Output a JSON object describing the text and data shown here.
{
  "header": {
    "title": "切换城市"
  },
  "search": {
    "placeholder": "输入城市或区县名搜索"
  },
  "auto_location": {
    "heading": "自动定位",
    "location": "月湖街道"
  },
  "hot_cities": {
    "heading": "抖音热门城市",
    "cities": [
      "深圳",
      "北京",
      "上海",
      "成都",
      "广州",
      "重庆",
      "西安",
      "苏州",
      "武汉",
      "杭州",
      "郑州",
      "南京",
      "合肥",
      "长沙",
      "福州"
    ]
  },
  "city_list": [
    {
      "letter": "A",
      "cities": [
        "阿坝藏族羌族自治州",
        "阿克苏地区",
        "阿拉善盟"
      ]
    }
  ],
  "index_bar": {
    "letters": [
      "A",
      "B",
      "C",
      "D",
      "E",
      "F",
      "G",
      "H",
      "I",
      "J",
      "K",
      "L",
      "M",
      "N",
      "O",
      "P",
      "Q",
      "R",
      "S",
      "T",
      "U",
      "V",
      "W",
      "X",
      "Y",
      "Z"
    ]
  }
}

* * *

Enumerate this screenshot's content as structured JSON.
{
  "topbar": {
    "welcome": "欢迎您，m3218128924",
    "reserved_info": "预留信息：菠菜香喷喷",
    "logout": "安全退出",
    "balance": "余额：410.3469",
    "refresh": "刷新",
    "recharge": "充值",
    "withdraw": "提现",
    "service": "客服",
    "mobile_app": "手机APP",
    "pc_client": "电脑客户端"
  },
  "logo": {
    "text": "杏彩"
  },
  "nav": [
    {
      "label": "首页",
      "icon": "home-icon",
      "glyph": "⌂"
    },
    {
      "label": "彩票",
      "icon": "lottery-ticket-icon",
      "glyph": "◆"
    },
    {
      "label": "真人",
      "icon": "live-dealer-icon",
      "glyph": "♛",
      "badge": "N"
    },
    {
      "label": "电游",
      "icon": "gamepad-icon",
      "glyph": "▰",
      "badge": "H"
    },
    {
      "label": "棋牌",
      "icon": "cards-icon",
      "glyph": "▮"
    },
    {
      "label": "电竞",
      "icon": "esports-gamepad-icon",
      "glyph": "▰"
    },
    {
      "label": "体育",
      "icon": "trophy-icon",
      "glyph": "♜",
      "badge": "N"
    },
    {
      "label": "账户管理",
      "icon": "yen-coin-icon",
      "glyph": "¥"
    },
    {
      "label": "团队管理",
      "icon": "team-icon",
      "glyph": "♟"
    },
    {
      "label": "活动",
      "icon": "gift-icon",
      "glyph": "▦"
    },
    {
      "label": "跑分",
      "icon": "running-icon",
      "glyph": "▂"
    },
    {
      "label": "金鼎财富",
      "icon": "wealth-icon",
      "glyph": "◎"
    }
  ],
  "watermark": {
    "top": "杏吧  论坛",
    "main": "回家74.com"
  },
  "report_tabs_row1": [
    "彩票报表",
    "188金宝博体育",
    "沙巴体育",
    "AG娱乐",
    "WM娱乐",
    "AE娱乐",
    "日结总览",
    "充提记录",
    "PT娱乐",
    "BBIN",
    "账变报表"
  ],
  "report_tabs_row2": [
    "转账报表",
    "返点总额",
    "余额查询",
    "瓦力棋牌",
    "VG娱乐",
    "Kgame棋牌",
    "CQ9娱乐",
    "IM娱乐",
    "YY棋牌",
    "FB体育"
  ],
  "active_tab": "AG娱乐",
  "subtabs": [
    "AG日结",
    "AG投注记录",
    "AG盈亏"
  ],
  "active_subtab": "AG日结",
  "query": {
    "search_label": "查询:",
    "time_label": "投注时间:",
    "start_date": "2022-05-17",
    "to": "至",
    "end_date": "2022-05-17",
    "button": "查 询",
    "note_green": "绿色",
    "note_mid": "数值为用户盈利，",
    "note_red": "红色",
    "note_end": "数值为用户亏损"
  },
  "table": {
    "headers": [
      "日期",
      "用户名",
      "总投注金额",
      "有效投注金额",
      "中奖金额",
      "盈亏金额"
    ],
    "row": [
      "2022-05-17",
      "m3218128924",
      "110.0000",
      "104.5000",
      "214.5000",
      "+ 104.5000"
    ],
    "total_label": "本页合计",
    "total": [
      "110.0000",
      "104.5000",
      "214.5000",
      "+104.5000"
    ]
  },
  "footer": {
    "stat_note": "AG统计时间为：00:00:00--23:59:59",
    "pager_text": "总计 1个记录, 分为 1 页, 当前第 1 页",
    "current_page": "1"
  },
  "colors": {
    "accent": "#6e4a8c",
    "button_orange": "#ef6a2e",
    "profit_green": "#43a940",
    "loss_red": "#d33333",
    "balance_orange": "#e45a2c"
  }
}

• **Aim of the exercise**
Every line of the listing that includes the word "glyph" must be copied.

• **Exercise solution**
      "glyph": "⌂"
      "glyph": "◆"
      "glyph": "♛",
      "glyph": "▰",
      "glyph": "▮"
      "glyph": "▰"
      "glyph": "♜",
      "glyph": "¥"
      "glyph": "♟"
      "glyph": "▦"
      "glyph": "▂"
      "glyph": "◎"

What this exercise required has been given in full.